[Start of Attachment]

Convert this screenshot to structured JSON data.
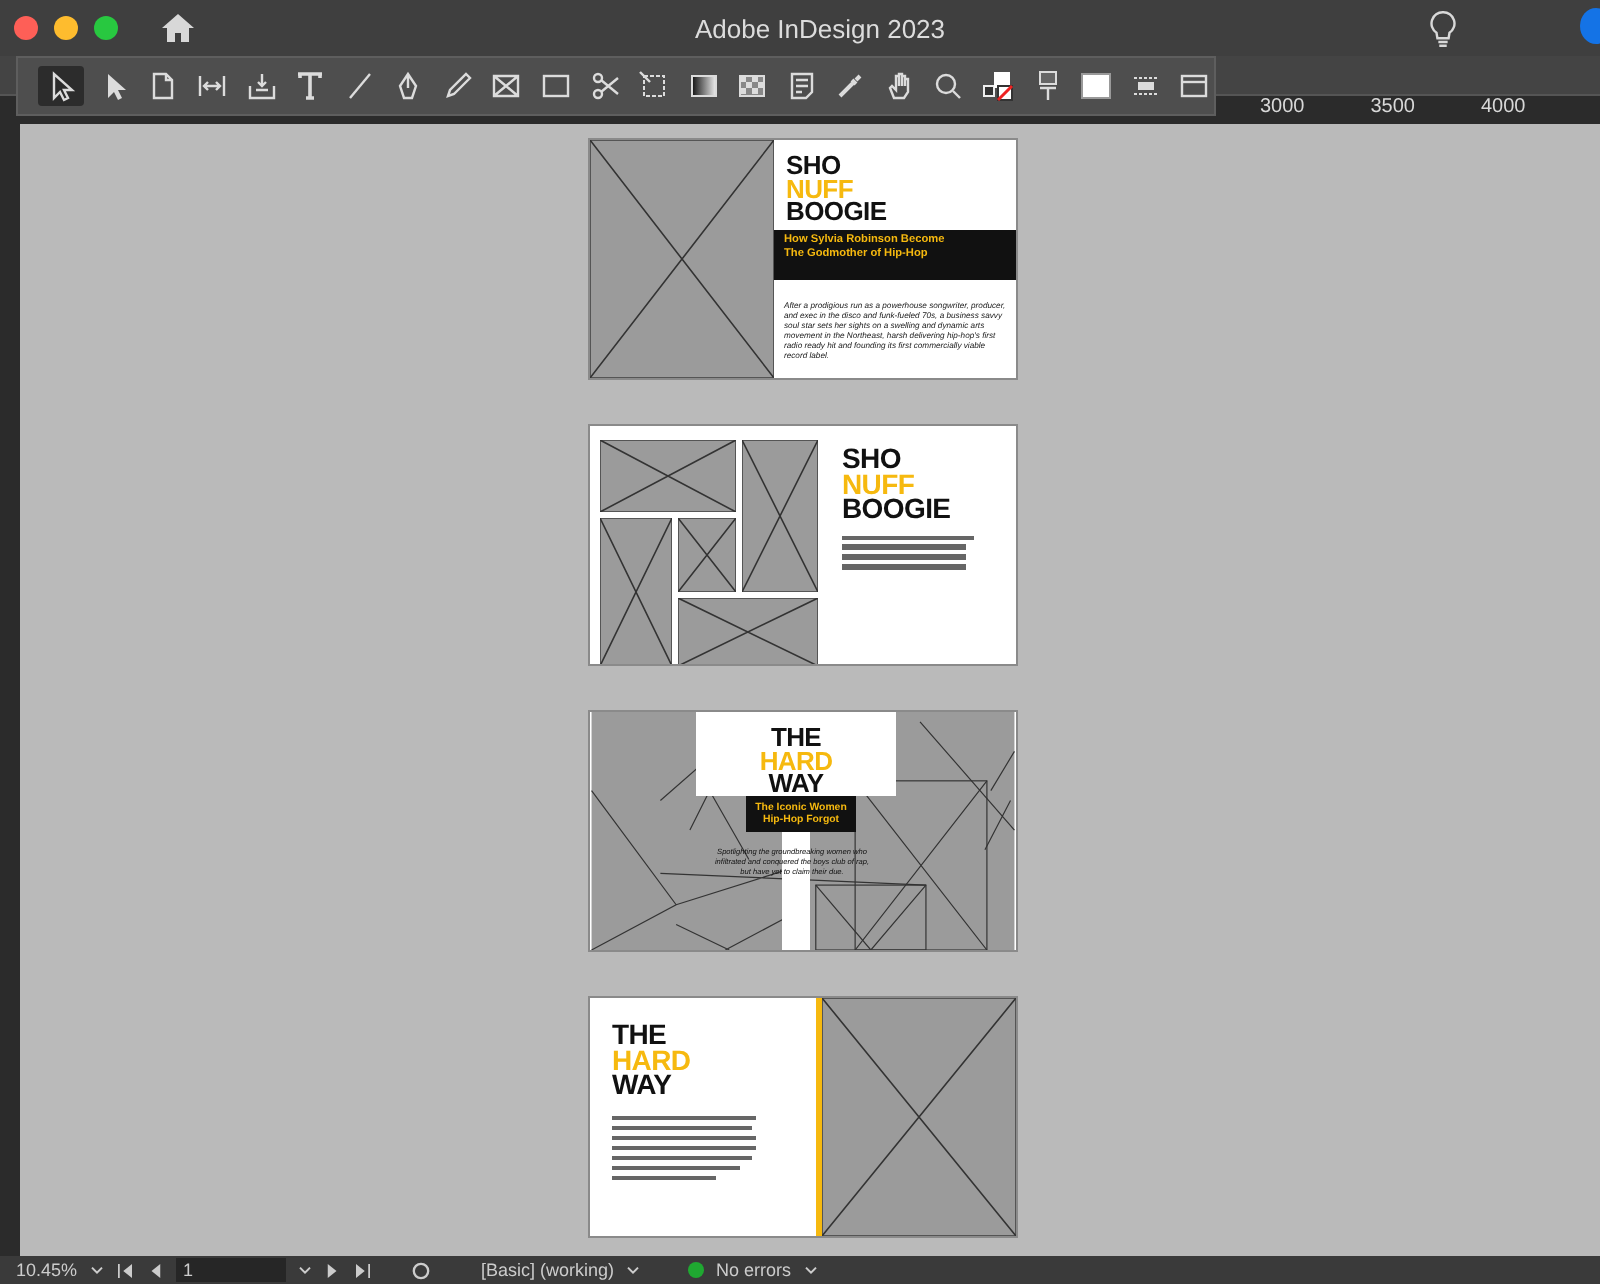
{
  "window": {
    "title": "Adobe InDesign 2023"
  },
  "toolbar": {
    "tools": [
      {
        "kind": "selection",
        "selected": true
      },
      {
        "kind": "direct",
        "selected": false
      },
      {
        "kind": "page",
        "selected": false
      },
      {
        "kind": "gap",
        "selected": false
      },
      {
        "kind": "collector",
        "selected": false
      },
      {
        "kind": "type",
        "selected": false
      },
      {
        "kind": "line",
        "selected": false
      },
      {
        "kind": "pen",
        "selected": false
      },
      {
        "kind": "pencil",
        "selected": false
      },
      {
        "kind": "frame",
        "selected": false
      },
      {
        "kind": "rectangle",
        "selected": false
      },
      {
        "kind": "scissors",
        "selected": false
      },
      {
        "kind": "transform",
        "selected": false
      },
      {
        "kind": "gradient",
        "selected": false
      },
      {
        "kind": "feather",
        "selected": false
      },
      {
        "kind": "note",
        "selected": false
      },
      {
        "kind": "eyedropper",
        "selected": false
      },
      {
        "kind": "hand",
        "selected": false
      },
      {
        "kind": "zoom",
        "selected": false
      },
      {
        "kind": "swatches",
        "selected": false
      },
      {
        "kind": "format",
        "selected": false
      },
      {
        "kind": "fill",
        "selected": false
      },
      {
        "kind": "frames",
        "selected": false
      },
      {
        "kind": "screen",
        "selected": false
      }
    ]
  },
  "ruler": {
    "labels": [
      "3000",
      "3500",
      "4000"
    ]
  },
  "spreads": [
    {
      "kind": "feature",
      "title_lines": [
        {
          "text": "SHO",
          "accent": false
        },
        {
          "text": "NUFF",
          "accent": true
        },
        {
          "text": "BOOGIE",
          "accent": false
        }
      ],
      "subtitle": "How Sylvia Robinson Become The Godmother of Hip-Hop",
      "body": "After a prodigious run as a powerhouse songwriter, producer, and exec in the disco and funk-fueled 70s, a business savvy soul star sets her sights on a swelling and dynamic arts movement in the Northeast, harsh delivering hip-hop's first radio ready hit and founding its first commercially viable record label."
    },
    {
      "kind": "collage",
      "title_lines": [
        {
          "text": "SHO",
          "accent": false
        },
        {
          "text": "NUFF",
          "accent": true
        },
        {
          "text": "BOOGIE",
          "accent": false
        }
      ]
    },
    {
      "kind": "overlay",
      "title_lines": [
        {
          "text": "THE",
          "accent": false
        },
        {
          "text": "HARD",
          "accent": true
        },
        {
          "text": "WAY",
          "accent": false
        }
      ],
      "subtitle": "The Iconic Women Hip-Hop Forgot",
      "body": "Spotlighting the groundbreaking women who infiltrated and conquered the boys club of rap, but have yet to claim their due."
    },
    {
      "kind": "split",
      "title_lines": [
        {
          "text": "THE",
          "accent": false
        },
        {
          "text": "HARD",
          "accent": true
        },
        {
          "text": "WAY",
          "accent": false
        }
      ]
    }
  ],
  "status_bar": {
    "zoom": "10.45%",
    "page": "1",
    "profile": "[Basic] (working)",
    "preflight": "No errors",
    "preflight_ok": true
  }
}
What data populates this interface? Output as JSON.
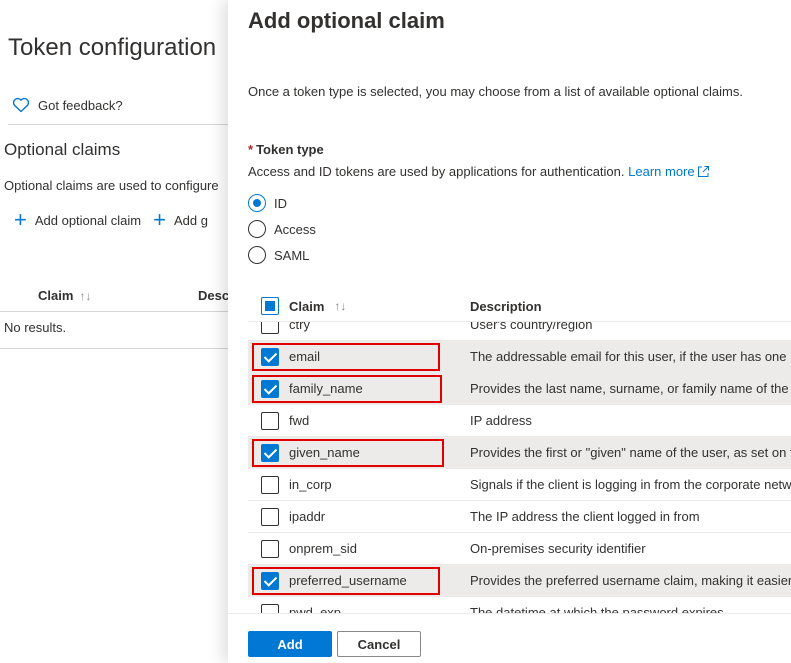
{
  "background": {
    "title": "Token configuration",
    "feedback": "Got feedback?",
    "section_title": "Optional claims",
    "section_desc": "Optional claims are used to configure",
    "commands": [
      {
        "label": "Add optional claim",
        "icon": "plus-icon"
      },
      {
        "label": "Add g",
        "icon": "plus-icon"
      }
    ],
    "table_headers": [
      "Claim",
      "Descr"
    ],
    "sort_icon": "↑↓",
    "empty_text": "No results."
  },
  "panel": {
    "title": "Add optional claim",
    "intro": "Once a token type is selected, you may choose from a list of available optional claims.",
    "token_type": {
      "required_mark": "*",
      "label": "Token type",
      "description": "Access and ID tokens are used by applications for authentication.",
      "learn_more": "Learn more",
      "options": [
        {
          "label": "ID",
          "checked": true
        },
        {
          "label": "Access",
          "checked": false
        },
        {
          "label": "SAML",
          "checked": false
        }
      ]
    },
    "table": {
      "header_claim": "Claim",
      "sort_icon": "↑↓",
      "header_description": "Description",
      "rows": [
        {
          "claim": "ctry",
          "description": "User's country/region",
          "checked": false,
          "highlighted": false
        },
        {
          "claim": "email",
          "description": "The addressable email for this user, if the user has one",
          "checked": true,
          "highlighted": true
        },
        {
          "claim": "family_name",
          "description": "Provides the last name, surname, or family name of the user",
          "checked": true,
          "highlighted": true
        },
        {
          "claim": "fwd",
          "description": "IP address",
          "checked": false,
          "highlighted": false
        },
        {
          "claim": "given_name",
          "description": "Provides the first or \"given\" name of the user, as set on the user object",
          "checked": true,
          "highlighted": true
        },
        {
          "claim": "in_corp",
          "description": "Signals if the client is logging in from the corporate network",
          "checked": false,
          "highlighted": false
        },
        {
          "claim": "ipaddr",
          "description": "The IP address the client logged in from",
          "checked": false,
          "highlighted": false
        },
        {
          "claim": "onprem_sid",
          "description": "On-premises security identifier",
          "checked": false,
          "highlighted": false
        },
        {
          "claim": "preferred_username",
          "description": "Provides the preferred username claim, making it easier for apps",
          "checked": true,
          "highlighted": true
        },
        {
          "claim": "pwd_exp",
          "description": "The datetime at which the password expires",
          "checked": false,
          "highlighted": false
        }
      ]
    },
    "buttons": {
      "add": "Add",
      "cancel": "Cancel"
    }
  },
  "colors": {
    "accent": "#0078d4",
    "highlight": "#e00000",
    "selected_row": "#edebe9"
  }
}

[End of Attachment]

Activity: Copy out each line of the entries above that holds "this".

Written response:
Convert this screenshot to structured JSON data.
What data populates this interface? Output as JSON.
          "description": "The addressable email for this user, if the user has one",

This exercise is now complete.